Could Mayfield join the ranks of Camp Crystal Lake, Haddonfield, Illinois, and other infamous scary small towns?
A new horror movie shot in Graves County could make that happen.
Produced by Jeff Allard (2003’s “Texas Chainsaw Massacre”), “Star Light” was shot in late 2017 and early 2018. The flick follows a teen (Cameron Johnson) as his life turns upside down after he saves a pop star (played by Scout Taylor-Compton) and goes on the run from her pursuers.
“It’s a nice fun throwback to the horror films of the late ’90s, specifically ‘I Know What You Did Last Summer’ and ‘Urban Legends,’ that kind of vibe,” said Mitchell Altieri, one of the film’s co-directors. “We wanted to recreate that with a fun, interesting story.”
“Star Light” premiered on video-on-demand services Aug. 4. Interested viewers can rent the movie via Amazon Prime Video or Google Play.
Altieri and Lee Cummings, the film’s other co-director, relished the opportunity to work in the Bluegrass State but they each credit the decision to film in Mayifled to producer Cheryl Staurulakis.
“Cheryl had some friends there in Kentucky and they just rolled out the welcome mat for us,” Cummings said. “It just kind of worked out with tax credits and everything for us to film here. It was kind of kismet, this was the perfect place to shoot the film.”
Staurulakis told the Mayfield Messenger that the idea started with her husband’s client, Trevor Bonsetter, the CEO of WK&T. This then landed the project on the desk of Jodie Hansen, then the vice president of community and business with Graves County Economic Development.
“This, in our mind, was a perfect opportunity to showcase the beauty of the state,” said Hansen, who currently works as the Technology Park Manager with WK&T.
Part of the stipulations for producing “Star Light” in Mayfield was a mandate to hire Kentuckians for the crew, which wound up being around 80% locally sourced. The shoot employed a lot of area talent below-the-line, with residents doing makeup, special effects and lighting,
Staurulakis would like to hold a pseudo red carpet event potentially in Paducah for the Mayfield people who made the project “a near perfect experience,” she told the Messenger.
“We wouldn’t have been able to do it without the good folks of Mayfield,” she said.
The film competed in a handful of festivals following its completion, netting laurels at the New York City Horror Film Festival, Freakshow Horror Film Festival, Oxford Film Festival and the Rhode Island International Film Festival before being acquired by 1091 Media.
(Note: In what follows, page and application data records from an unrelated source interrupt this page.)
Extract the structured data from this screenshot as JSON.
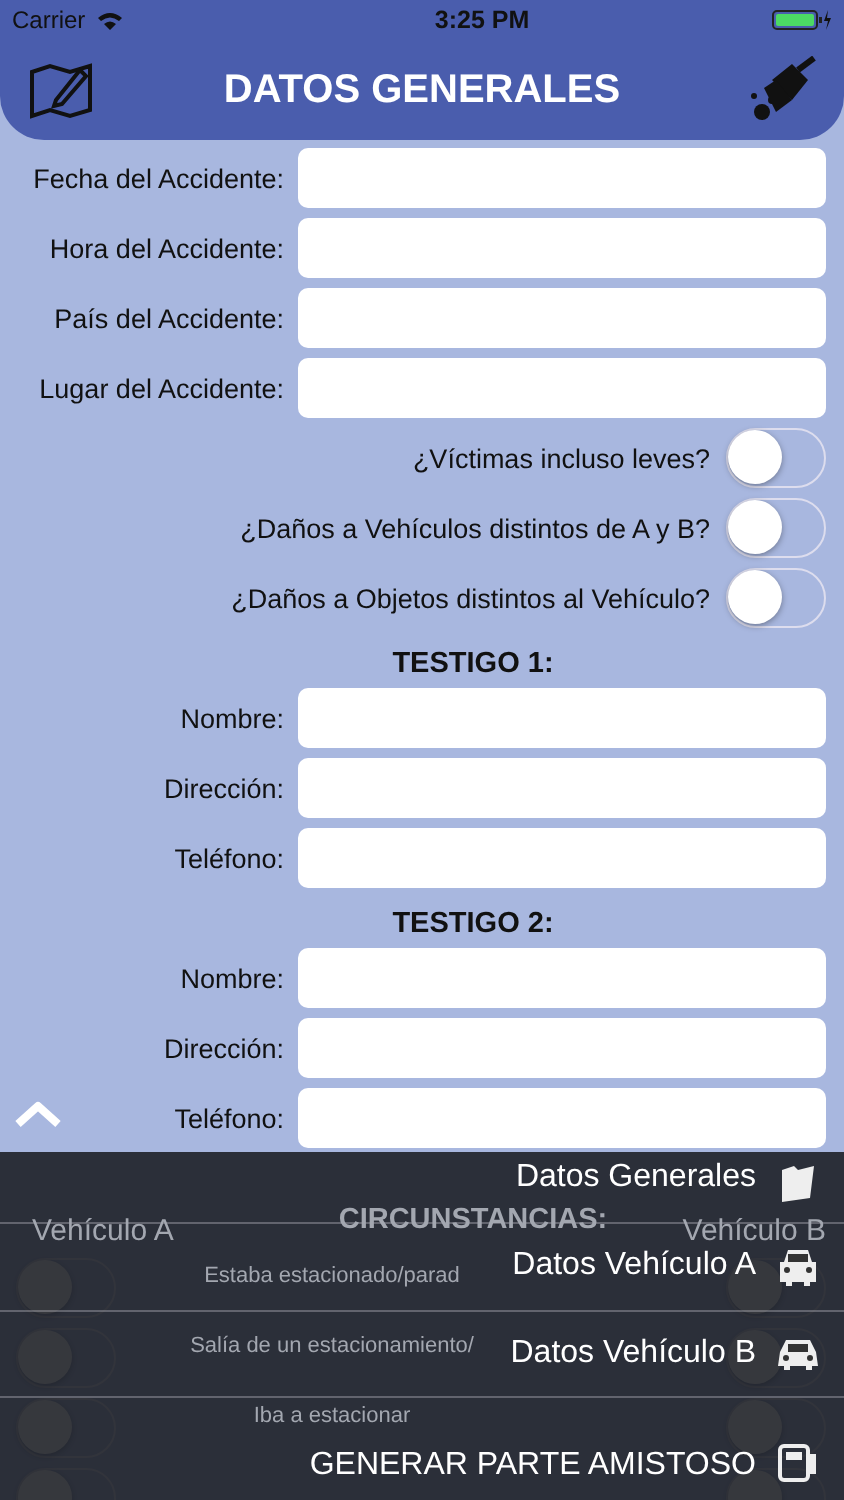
{
  "status_bar": {
    "carrier": "Carrier",
    "time": "3:25 PM"
  },
  "header": {
    "title": "DATOS GENERALES"
  },
  "fields": [
    {
      "label": "Fecha del Accidente:"
    },
    {
      "label": "Hora del Accidente:"
    },
    {
      "label": "País del Accidente:"
    },
    {
      "label": "Lugar del Accidente:"
    }
  ],
  "questions": [
    {
      "label": "¿Víctimas incluso leves?",
      "on": false
    },
    {
      "label": "¿Daños a Vehículos distintos de A y B?",
      "on": false
    },
    {
      "label": "¿Daños a Objetos distintos al Vehículo?",
      "on": false
    }
  ],
  "witnesses": [
    {
      "title": "TESTIGO 1:",
      "fields": [
        {
          "label": "Nombre:"
        },
        {
          "label": "Dirección:"
        },
        {
          "label": "Teléfono:"
        }
      ]
    },
    {
      "title": "TESTIGO 2:",
      "fields": [
        {
          "label": "Nombre:"
        },
        {
          "label": "Dirección:"
        },
        {
          "label": "Teléfono:"
        }
      ]
    }
  ],
  "circumstances": {
    "title": "CIRCUNSTANCIAS:",
    "column_a": "Vehículo A",
    "column_b": "Vehículo B",
    "rows": [
      {
        "label": "Estaba estacionado/parad",
        "a_on": false,
        "b_on": false
      },
      {
        "label": "Salía de un estacionamiento/",
        "a_on": false,
        "b_on": false
      },
      {
        "label": "Iba a estacionar",
        "a_on": false,
        "b_on": false
      },
      {
        "a_on": false,
        "b_on": false
      }
    ]
  },
  "menu": {
    "items": [
      {
        "label": "Datos Generales",
        "kind": "folder"
      },
      {
        "label": "Datos Vehículo A",
        "kind": "car-front"
      },
      {
        "label": "Datos Vehículo B",
        "kind": "car"
      },
      {
        "label": "GENERAR PARTE AMISTOSO",
        "kind": "document"
      }
    ]
  }
}
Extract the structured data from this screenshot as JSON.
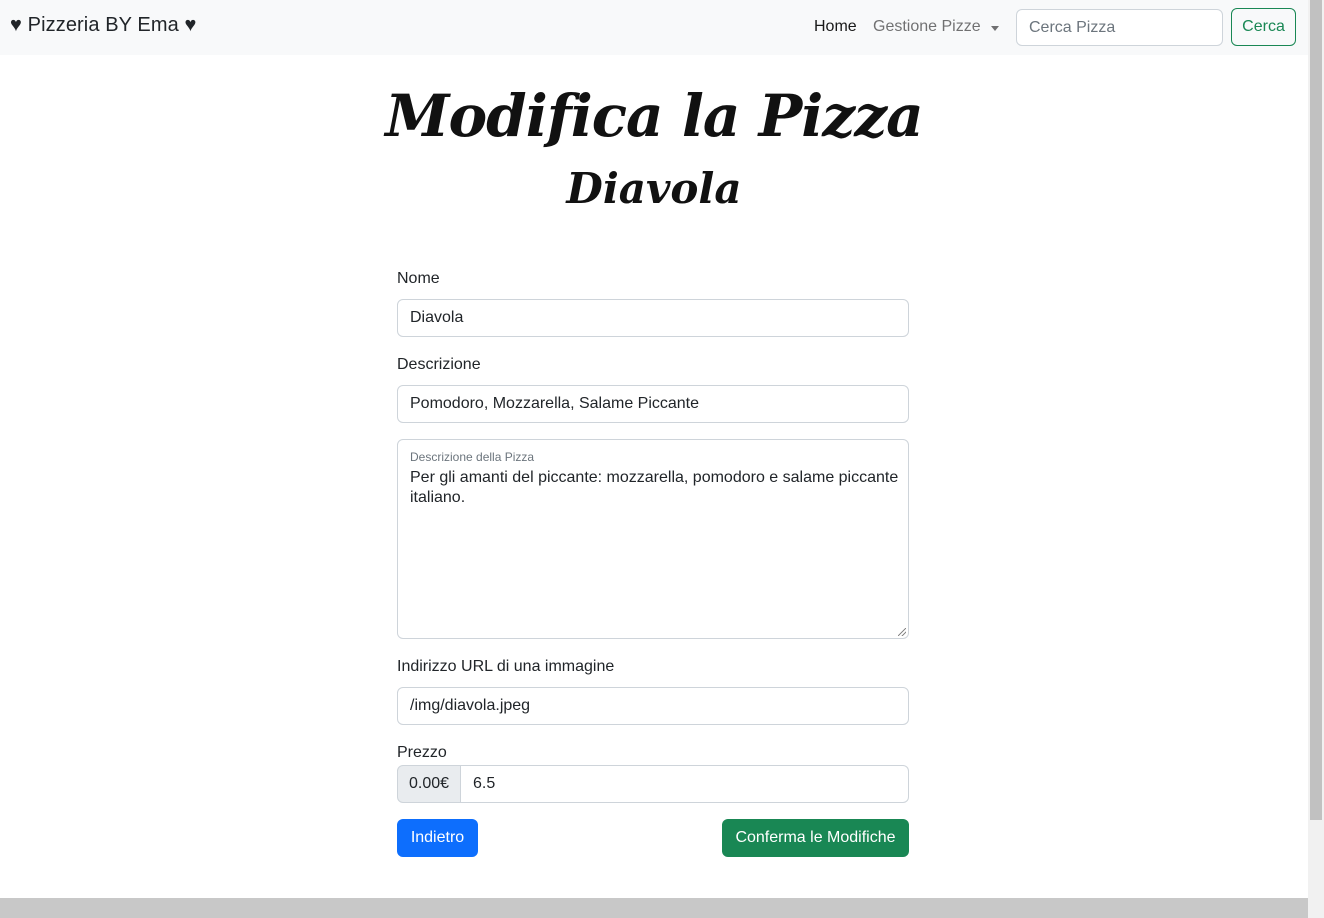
{
  "navbar": {
    "brand": "♥ Pizzeria BY Ema ♥",
    "home_label": "Home",
    "dropdown_label": "Gestione Pizze",
    "search_placeholder": "Cerca Pizza",
    "search_button": "Cerca"
  },
  "header": {
    "title": "Modifica la Pizza",
    "subtitle": "Diavola"
  },
  "form": {
    "name_label": "Nome",
    "name_value": "Diavola",
    "description_label": "Descrizione",
    "description_value": "Pomodoro, Mozzarella, Salame Piccante",
    "long_description_label": "Descrizione della Pizza",
    "long_description_value": "Per gli amanti del piccante: mozzarella, pomodoro e salame piccante italiano.",
    "image_label": "Indirizzo URL di una immagine",
    "image_value": "/img/diavola.jpeg",
    "price_label": "Prezzo",
    "price_prefix": "0.00€",
    "price_value": "6.5",
    "back_button": "Indietro",
    "confirm_button": "Conferma le Modifiche"
  },
  "colors": {
    "primary": "#0d6efd",
    "success": "#198754",
    "navbar_bg": "#f8f9fa"
  }
}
“We’re very happy that we finally got to throw it out in front of the public,” Altieri told The Sun. “Even now it almost feels like a little something extra on there that this film could provide escapism for a couple hours in the middle of COVID-19.”
The pandemic’s effect on the film industry has hampered a little bit of the joy of releasing a movie, but Cummings thinks it could give “Star Light” a boost in the end.
“The good thing about it is that people are consuming a lot of movies online, more so than anything else,” Cummings said. “I think that people are going to enjoy the film because of the fact that they’ve already consumed every show that’s on the face of the earth right now.
“There’s not a lot of movies coming out, so it’s kind of to our benefit.”
Additional reporting for this story was done by James Turner of the Mayfield Messenger.